--- START ---

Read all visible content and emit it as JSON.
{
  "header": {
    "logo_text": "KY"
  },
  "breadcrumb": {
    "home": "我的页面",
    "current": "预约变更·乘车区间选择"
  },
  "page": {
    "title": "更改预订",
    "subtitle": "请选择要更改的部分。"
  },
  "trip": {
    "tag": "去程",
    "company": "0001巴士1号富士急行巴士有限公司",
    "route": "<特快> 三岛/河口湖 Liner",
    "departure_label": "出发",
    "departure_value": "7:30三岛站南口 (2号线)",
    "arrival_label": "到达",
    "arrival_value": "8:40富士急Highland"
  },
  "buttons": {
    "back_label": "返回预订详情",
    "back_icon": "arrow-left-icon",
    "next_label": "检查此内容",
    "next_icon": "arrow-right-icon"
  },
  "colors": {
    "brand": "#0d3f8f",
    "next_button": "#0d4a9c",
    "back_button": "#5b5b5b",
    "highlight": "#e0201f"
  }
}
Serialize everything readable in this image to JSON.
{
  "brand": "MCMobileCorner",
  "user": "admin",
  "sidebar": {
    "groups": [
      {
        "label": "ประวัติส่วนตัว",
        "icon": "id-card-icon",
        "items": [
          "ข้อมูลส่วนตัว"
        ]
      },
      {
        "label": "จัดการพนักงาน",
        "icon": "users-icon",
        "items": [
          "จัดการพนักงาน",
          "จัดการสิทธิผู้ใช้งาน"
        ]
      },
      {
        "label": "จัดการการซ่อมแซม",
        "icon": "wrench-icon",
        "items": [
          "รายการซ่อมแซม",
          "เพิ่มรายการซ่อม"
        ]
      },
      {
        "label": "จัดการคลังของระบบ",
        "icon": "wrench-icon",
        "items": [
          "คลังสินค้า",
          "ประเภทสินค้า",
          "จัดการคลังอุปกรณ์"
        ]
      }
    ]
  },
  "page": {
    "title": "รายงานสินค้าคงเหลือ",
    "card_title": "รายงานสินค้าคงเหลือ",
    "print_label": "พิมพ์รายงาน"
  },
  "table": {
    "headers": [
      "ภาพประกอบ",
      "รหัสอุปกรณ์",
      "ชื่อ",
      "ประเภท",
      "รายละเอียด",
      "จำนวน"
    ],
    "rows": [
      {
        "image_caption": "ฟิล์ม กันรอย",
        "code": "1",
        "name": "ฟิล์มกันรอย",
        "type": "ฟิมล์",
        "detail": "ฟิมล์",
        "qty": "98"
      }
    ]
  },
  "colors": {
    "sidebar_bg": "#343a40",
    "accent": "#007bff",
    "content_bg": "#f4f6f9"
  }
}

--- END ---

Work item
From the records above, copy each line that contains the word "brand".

Solved exercise
    "brand": "#0d3f8f",
  "brand": "MCMobileCorner",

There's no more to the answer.